• **MATERIAL FOR THIS TASK**
■ ■ ■ ■ ■

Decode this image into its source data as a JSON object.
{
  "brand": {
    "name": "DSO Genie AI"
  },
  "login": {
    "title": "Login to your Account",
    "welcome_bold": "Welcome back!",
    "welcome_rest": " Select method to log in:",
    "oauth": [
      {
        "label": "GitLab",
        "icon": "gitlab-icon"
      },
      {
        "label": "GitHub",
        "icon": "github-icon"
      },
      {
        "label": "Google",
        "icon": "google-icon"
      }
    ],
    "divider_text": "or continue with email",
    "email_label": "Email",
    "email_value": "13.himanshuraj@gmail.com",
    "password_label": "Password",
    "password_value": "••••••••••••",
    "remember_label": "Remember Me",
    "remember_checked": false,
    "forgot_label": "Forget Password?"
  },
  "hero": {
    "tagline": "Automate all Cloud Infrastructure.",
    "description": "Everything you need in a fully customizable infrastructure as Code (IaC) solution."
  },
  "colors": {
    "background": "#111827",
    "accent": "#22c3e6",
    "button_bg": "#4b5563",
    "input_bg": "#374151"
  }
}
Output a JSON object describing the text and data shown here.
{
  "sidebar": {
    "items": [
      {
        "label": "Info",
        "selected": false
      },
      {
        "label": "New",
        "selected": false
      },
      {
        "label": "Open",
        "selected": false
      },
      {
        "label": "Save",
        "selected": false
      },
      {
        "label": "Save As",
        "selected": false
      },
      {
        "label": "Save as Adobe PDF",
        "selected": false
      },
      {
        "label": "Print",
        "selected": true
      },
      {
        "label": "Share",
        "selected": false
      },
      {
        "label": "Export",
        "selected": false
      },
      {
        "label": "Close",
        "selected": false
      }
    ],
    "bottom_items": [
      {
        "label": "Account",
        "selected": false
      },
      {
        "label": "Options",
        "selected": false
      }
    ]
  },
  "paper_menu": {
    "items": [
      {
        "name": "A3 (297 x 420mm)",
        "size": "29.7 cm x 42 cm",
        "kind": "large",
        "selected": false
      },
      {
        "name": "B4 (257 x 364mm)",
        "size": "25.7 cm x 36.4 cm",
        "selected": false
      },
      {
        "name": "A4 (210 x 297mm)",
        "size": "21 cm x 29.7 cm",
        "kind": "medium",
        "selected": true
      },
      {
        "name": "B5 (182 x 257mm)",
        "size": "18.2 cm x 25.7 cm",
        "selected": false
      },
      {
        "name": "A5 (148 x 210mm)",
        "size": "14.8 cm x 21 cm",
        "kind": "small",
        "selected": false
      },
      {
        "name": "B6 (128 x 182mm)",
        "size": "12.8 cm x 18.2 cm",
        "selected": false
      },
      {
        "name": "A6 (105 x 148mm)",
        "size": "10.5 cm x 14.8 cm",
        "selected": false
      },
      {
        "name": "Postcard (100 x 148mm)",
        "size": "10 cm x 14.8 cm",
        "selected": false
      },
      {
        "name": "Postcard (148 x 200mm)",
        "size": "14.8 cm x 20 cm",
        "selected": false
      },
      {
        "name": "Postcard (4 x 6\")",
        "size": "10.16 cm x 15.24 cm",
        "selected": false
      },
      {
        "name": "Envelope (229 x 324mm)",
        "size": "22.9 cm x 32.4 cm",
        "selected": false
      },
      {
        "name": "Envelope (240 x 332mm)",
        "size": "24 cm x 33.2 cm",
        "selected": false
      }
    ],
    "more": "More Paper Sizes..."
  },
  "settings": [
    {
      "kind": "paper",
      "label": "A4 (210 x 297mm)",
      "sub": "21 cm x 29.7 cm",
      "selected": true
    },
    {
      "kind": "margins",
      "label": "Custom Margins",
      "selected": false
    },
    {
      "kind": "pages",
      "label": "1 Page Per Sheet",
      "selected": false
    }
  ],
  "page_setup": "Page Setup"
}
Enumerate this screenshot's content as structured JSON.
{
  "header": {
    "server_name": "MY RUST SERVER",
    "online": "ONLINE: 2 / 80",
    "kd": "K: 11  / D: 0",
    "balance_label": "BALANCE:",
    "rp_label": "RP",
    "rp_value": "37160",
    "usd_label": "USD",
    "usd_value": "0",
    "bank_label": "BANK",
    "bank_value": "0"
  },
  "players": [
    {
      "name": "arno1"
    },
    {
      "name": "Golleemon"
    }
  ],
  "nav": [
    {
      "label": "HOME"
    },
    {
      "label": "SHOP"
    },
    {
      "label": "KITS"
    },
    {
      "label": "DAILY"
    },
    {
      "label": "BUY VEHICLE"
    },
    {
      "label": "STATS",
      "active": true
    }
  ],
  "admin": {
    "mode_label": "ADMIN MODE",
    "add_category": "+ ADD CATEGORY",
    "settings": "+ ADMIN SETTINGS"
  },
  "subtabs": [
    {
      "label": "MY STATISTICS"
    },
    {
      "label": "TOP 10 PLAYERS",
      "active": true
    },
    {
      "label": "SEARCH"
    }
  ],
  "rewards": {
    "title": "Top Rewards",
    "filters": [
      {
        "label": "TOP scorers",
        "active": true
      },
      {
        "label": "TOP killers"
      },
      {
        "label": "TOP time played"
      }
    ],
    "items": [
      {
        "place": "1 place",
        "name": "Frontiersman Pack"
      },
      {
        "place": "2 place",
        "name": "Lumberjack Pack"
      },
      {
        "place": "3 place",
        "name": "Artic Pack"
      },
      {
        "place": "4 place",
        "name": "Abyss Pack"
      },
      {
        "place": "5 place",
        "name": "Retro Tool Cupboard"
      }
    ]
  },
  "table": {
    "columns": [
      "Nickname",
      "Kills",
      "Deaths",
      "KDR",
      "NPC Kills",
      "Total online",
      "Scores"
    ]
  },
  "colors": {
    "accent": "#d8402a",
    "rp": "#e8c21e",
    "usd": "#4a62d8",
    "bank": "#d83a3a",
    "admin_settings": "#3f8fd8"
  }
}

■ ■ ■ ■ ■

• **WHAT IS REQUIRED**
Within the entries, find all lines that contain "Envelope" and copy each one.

• **TASK SOLUTION**
        "name": "Envelope (229 x 324mm)",
        "name": "Envelope (240 x 332mm)",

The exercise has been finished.